Cross-sectional analysis of 476 HIV-infected individuals without clinical evidence of CVD enrolled in the Fat Redistribution and Metabolic Change in HIV infection (FRAM) study, using multivariable linear regression. eGFRCys and eGFRCr were calculated from cystatin C and creatinine levels. Albuminuria was defined as a positive urine dipstick (≥1+) or urine albumin-to-creatinine ratio ≥30 mg/g. Common and internal cIMT were measured by high-resolution B-mode ultrasound.
In unadjusted analyses, eGFRCys and eGFRCr were strongly associated with common and internal cIMT. Each 10 ml/min/1.73 m2 decrease in eGFRCys and eGFRCr was associated with a 0.008 mm higher common cIMT (p = 0.003, p = 0.01) and a 0.024 and 0.029 mm higher internal cIMT (p = 0.003), respectively. These associations were eliminated after adjustment for age, gender, and race. Albuminuria showed little association with common or internal cIMT in all models.
In HIV-infected individuals without prior CVD, reduced kidney function and albuminuria were not independently associated with subclinical vascular disease, as assessed by cIMT. These results suggest that research should focus on searching for novel mechanisms by which kidney disease confers cardiovascular risk in HIV-infected individuals.

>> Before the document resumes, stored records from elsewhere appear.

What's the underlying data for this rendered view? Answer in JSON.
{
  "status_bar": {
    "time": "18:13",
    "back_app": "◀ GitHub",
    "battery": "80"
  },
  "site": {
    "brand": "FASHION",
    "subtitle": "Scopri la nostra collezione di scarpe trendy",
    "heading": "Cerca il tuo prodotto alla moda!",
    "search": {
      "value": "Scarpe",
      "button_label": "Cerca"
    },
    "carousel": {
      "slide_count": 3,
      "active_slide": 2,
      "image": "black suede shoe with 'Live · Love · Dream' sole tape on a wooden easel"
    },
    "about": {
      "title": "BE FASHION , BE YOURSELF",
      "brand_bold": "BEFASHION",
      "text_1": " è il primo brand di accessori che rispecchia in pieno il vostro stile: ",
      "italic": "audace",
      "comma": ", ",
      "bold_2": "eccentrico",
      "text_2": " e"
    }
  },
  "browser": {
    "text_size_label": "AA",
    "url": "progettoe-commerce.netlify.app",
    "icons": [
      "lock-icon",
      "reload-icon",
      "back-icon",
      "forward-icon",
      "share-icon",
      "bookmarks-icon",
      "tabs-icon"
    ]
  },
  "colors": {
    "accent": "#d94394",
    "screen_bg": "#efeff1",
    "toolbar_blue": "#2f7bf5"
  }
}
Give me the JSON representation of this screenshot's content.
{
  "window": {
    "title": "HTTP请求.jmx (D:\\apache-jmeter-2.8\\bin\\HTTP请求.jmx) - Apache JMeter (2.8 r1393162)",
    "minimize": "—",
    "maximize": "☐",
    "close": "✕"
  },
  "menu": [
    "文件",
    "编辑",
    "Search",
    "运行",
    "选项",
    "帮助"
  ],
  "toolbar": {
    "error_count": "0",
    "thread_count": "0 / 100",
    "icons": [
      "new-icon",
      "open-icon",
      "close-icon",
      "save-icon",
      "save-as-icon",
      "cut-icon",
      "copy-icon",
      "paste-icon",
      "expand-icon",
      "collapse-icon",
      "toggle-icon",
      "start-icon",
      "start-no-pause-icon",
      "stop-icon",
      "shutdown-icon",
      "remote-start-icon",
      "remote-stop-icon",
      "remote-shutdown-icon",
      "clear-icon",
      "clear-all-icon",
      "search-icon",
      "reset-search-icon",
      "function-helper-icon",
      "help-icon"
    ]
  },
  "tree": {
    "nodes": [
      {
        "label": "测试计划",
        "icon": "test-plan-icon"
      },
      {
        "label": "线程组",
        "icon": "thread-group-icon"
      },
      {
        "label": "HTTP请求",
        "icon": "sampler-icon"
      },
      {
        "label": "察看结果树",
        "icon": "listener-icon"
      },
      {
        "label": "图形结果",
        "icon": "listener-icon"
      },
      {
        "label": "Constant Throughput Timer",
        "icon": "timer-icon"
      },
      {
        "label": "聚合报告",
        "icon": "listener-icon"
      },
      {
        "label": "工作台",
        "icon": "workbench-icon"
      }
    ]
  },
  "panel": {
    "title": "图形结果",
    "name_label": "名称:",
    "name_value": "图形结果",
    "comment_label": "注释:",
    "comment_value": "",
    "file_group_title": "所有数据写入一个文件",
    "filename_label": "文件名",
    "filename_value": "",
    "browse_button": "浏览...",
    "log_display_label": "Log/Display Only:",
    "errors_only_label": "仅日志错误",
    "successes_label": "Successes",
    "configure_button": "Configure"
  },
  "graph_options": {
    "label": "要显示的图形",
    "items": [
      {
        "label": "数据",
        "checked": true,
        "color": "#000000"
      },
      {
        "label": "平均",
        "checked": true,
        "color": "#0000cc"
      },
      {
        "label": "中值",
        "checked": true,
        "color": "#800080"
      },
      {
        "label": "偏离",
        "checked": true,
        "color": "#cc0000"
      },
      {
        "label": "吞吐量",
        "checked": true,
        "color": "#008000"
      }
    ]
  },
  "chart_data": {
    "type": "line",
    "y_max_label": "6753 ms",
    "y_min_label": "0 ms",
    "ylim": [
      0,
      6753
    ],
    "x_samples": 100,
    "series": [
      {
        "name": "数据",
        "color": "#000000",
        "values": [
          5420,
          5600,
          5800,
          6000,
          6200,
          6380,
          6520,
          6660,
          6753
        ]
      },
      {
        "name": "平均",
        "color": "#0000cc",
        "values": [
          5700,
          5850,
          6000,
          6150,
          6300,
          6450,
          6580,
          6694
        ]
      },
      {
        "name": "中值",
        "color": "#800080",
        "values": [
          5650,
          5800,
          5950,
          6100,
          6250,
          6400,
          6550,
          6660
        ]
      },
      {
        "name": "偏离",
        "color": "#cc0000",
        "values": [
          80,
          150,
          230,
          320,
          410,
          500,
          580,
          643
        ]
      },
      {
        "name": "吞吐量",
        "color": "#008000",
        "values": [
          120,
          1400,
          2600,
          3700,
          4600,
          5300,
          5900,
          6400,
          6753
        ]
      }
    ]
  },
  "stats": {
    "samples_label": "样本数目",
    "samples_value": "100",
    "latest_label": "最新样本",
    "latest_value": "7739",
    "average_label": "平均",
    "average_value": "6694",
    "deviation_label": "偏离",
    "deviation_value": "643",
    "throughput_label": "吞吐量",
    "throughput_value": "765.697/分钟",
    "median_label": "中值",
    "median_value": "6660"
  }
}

Cystatin C; Intima-medial thickness; HIV; Atherosclerosis; Cardiovascular disease; Kidney
Background and Aims
Arterial stiffness is a prominent feature of vascular aging and a risk factor for cardiovascular disease (CVD). Fat around the heart and blood vessels (i.e. pericardial fat, Pfat) may contribute to arterial stiffness via a local paracrine effect of adipose tissue on the surrounding vasculature. Thus, we determined the association between Pfat and carotid stiffness in 5,770 participants (mean age 62 yrs, 53% female, 25% African American, 24% Hispanic, and 13% Chinese) from the Multi-Ethnic Study of Atherosclerosis.
Methods and Results
Pfat was measured by computed tomography, and ultrasonography of the common carotid artery was used to calculate the distensibility coefficient (DC) and young’s modulus (YM). Lower DC and higher YM values indicate stiffer arteries. Pfat quartile was highly associated with demographic, behavioral, anthropometric, hemodynamic, metabolic, and disease variables in both men and women. After adjusting for height, clinical site, CVD risk factors, and medications, a 1-standard deviation (41.91 cm3) increment in Pfat was associated with a 0.00007±0.00002 1/mmHg lower DC (p=0.0002) in men and a 48.1±15.1 mmHg/mm higher YM in women (p=0.002). Additional adjustment for C-reactive protein, coronary artery calcification, and carotid intima-media thickness had only modest effects. More importantly, adjusting for body mass index and waist circumference did not significantly change the overall results.
Higher Pfat is associated with higher carotid stiffness, independent of traditional CVD risk factors and obesity.
pericardial fat; arterial stiffness; distensibility; carotid artery